§ Supplied data:
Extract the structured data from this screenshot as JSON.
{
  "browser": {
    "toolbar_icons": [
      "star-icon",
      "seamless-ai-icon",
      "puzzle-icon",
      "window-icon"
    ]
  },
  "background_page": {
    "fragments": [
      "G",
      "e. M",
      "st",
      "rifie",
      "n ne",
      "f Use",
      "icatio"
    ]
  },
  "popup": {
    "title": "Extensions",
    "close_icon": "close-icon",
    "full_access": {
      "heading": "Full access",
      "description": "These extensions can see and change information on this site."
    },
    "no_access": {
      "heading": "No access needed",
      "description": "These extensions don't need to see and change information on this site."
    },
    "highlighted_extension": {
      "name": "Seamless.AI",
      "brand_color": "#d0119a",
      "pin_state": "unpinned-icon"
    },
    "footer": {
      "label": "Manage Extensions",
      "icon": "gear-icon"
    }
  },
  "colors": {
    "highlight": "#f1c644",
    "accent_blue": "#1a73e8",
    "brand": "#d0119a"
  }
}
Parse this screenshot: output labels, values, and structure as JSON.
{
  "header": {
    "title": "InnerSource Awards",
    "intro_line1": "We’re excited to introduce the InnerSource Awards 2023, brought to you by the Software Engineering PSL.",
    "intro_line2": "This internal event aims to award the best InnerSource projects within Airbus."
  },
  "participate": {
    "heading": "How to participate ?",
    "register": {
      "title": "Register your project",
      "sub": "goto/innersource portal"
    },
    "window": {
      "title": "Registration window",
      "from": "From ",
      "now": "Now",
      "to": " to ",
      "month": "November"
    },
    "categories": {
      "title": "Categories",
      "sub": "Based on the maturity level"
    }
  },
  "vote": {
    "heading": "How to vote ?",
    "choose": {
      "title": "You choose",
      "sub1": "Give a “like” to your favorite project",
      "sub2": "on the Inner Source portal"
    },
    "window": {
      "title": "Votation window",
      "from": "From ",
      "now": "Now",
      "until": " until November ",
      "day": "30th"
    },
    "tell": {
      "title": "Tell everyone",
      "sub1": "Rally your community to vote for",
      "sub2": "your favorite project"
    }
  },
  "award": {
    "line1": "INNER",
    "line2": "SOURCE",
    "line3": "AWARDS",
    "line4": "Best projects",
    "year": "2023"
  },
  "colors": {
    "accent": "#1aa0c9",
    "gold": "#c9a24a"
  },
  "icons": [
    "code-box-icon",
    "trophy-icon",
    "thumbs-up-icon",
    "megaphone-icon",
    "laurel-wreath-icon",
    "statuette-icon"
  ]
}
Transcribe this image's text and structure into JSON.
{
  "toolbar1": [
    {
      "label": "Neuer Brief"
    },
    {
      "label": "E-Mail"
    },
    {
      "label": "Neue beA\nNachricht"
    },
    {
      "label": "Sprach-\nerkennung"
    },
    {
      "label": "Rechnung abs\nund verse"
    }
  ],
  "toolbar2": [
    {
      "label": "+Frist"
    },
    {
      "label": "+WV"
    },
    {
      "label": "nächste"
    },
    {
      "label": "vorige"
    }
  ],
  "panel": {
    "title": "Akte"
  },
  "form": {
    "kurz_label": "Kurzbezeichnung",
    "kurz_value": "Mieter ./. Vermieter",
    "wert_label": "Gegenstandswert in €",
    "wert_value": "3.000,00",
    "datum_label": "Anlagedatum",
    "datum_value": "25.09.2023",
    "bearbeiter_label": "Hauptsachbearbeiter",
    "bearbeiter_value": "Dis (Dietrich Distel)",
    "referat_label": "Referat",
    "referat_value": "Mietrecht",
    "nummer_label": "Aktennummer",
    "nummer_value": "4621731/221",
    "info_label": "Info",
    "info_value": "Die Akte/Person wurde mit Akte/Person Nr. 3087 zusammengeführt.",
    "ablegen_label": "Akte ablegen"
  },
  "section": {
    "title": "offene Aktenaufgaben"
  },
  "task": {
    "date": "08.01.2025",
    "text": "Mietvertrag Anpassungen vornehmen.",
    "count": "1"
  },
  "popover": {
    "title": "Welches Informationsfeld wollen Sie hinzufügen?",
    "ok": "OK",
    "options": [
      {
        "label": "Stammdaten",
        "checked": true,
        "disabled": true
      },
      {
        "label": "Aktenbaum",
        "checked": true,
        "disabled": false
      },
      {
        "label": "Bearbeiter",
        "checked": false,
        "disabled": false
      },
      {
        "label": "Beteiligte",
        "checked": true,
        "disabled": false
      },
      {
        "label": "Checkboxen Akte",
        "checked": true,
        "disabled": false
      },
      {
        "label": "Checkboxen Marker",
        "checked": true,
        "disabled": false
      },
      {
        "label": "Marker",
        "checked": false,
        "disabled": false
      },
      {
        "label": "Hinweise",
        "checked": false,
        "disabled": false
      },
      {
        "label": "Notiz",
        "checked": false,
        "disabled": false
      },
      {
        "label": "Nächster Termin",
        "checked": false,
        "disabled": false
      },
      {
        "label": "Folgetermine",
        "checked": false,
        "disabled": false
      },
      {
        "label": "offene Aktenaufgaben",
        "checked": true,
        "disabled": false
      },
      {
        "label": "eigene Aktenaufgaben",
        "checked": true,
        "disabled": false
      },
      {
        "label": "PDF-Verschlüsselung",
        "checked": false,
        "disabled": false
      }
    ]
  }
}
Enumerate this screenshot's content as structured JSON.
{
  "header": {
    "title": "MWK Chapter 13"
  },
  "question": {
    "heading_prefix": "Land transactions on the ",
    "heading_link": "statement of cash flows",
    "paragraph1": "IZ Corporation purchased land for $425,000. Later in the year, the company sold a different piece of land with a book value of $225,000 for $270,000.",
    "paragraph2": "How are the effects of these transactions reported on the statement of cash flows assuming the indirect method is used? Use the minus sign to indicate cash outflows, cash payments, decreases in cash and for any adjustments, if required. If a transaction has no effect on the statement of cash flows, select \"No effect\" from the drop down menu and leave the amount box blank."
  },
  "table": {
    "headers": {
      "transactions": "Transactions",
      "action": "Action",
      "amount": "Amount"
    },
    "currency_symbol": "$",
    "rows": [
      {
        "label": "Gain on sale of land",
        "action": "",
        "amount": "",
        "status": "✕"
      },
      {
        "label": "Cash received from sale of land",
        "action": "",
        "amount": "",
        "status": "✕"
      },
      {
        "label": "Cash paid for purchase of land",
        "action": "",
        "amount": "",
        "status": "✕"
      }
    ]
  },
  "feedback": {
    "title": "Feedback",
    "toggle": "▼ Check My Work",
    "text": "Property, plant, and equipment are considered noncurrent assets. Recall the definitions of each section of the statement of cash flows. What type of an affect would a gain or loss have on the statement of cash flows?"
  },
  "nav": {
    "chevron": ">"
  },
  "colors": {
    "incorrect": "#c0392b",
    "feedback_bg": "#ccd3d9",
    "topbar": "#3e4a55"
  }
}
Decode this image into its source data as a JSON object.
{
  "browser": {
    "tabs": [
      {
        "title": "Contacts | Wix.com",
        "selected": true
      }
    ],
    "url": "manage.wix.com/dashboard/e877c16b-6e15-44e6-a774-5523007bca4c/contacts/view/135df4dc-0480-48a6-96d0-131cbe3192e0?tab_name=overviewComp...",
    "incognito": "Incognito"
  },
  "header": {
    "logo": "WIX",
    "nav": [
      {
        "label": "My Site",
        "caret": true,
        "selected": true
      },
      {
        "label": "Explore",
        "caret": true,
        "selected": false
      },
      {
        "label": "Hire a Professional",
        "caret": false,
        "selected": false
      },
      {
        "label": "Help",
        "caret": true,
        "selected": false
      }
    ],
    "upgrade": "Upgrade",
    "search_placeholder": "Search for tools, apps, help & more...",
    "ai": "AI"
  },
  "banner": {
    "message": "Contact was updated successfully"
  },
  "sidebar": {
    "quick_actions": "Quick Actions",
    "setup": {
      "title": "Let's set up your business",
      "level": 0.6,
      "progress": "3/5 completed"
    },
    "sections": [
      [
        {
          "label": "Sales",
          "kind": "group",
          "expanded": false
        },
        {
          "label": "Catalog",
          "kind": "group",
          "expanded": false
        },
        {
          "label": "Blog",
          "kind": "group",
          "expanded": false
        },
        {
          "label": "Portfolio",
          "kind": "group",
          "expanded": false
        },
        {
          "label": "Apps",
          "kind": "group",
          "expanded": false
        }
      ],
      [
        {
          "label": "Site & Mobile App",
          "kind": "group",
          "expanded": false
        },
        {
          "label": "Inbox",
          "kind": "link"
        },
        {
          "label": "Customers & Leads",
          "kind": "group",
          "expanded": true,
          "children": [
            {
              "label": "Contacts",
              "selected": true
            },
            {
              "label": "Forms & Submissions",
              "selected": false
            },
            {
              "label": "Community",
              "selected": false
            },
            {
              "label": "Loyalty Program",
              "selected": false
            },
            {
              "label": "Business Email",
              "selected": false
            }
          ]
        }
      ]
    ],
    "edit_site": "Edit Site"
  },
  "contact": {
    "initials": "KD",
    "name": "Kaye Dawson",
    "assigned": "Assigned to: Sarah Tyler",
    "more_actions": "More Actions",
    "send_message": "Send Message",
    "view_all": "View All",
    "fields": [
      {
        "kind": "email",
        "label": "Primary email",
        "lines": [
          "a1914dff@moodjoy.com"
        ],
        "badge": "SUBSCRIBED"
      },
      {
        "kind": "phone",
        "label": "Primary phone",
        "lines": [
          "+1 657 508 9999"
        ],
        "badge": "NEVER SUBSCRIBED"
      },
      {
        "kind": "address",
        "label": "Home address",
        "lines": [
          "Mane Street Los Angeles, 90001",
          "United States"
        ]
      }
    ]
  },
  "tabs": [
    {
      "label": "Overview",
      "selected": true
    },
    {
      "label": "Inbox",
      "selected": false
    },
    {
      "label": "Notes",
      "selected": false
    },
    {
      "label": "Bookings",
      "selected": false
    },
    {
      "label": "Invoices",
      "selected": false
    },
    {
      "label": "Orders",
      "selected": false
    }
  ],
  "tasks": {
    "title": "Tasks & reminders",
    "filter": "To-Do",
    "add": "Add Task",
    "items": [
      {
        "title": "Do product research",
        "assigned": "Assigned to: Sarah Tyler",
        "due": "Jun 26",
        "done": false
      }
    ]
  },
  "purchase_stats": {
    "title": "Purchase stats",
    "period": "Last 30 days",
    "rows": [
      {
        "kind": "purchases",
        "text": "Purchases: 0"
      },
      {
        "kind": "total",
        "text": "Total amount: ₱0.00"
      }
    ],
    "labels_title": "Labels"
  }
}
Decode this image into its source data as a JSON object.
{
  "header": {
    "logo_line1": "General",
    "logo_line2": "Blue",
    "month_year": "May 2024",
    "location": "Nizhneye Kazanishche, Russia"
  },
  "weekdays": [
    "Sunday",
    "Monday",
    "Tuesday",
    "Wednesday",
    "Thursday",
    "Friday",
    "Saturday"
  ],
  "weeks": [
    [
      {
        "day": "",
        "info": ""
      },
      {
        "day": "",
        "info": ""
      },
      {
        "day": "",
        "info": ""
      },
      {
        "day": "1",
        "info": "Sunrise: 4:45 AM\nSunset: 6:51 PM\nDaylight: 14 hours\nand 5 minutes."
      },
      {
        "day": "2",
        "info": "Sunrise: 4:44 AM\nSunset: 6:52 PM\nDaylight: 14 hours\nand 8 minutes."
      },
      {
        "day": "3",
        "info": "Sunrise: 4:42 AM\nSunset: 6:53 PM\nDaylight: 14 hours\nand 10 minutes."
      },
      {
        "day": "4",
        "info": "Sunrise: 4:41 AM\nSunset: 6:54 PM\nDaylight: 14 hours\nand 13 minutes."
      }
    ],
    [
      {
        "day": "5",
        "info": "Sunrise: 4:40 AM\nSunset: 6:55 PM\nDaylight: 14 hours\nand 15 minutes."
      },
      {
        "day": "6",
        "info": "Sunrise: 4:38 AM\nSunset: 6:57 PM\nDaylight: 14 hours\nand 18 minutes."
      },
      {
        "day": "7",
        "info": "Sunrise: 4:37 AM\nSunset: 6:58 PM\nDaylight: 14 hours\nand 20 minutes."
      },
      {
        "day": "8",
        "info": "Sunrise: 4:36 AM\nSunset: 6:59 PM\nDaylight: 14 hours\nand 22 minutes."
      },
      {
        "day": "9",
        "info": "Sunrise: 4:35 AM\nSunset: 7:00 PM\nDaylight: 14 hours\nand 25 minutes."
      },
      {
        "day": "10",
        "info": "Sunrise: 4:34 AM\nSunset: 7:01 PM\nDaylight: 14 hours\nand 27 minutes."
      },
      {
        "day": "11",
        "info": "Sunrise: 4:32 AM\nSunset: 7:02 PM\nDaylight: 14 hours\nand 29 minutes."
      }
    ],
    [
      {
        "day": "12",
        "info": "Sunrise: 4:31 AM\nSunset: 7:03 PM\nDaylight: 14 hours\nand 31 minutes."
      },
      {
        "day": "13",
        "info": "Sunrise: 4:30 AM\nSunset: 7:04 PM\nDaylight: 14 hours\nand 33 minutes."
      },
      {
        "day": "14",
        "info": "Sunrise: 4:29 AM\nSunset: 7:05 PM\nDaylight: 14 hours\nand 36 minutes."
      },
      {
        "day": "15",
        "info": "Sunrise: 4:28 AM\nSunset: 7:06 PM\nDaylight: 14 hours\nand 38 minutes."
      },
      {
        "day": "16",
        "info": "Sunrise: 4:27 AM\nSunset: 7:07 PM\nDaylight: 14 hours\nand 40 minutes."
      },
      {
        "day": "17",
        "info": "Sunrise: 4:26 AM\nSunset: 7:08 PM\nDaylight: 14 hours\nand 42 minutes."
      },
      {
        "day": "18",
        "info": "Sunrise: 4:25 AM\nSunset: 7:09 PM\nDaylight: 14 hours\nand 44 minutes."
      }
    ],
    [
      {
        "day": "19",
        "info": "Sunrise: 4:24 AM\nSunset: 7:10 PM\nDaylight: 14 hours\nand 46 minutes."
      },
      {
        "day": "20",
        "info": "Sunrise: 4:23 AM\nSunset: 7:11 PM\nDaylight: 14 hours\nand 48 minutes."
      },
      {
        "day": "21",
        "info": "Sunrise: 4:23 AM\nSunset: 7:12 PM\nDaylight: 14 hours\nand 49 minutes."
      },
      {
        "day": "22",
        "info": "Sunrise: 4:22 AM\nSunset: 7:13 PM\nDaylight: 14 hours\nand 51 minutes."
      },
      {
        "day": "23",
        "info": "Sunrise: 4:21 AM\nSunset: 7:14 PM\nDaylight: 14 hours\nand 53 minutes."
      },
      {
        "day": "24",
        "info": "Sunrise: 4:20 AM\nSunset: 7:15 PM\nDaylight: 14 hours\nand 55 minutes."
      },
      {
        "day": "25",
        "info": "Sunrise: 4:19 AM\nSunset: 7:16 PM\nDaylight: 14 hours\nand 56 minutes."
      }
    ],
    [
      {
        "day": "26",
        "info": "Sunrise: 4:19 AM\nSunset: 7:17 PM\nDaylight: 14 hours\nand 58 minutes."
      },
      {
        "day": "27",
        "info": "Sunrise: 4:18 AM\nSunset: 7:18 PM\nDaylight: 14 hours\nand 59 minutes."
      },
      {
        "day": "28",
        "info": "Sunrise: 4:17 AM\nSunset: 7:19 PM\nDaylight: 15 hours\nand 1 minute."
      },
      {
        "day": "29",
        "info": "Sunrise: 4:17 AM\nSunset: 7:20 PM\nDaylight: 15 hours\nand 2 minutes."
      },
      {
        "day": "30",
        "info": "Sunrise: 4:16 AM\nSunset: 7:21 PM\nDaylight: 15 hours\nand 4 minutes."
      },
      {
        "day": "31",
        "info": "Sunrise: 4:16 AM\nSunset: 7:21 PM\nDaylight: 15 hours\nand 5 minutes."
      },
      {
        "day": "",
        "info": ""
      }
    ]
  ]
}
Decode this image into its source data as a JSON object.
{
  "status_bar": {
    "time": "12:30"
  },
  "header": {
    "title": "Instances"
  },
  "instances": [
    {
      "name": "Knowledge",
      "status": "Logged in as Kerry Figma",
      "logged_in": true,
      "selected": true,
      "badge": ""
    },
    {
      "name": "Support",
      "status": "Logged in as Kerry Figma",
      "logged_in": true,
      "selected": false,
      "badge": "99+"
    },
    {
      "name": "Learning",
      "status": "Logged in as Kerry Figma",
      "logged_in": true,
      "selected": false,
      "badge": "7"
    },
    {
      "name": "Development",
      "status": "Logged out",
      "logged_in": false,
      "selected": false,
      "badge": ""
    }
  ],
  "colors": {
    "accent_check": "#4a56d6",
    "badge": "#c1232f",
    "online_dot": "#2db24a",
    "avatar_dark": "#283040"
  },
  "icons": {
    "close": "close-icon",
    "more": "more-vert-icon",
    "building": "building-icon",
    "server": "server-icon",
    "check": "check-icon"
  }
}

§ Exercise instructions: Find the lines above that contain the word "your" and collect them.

§ Response to the task:
      "title": "Register your project",
      "sub1": "Give a “like” to your favorite project",
      "sub1": "Rally your community to vote for",
      "sub2": "your favorite project"
      "title": "Let's set up your business",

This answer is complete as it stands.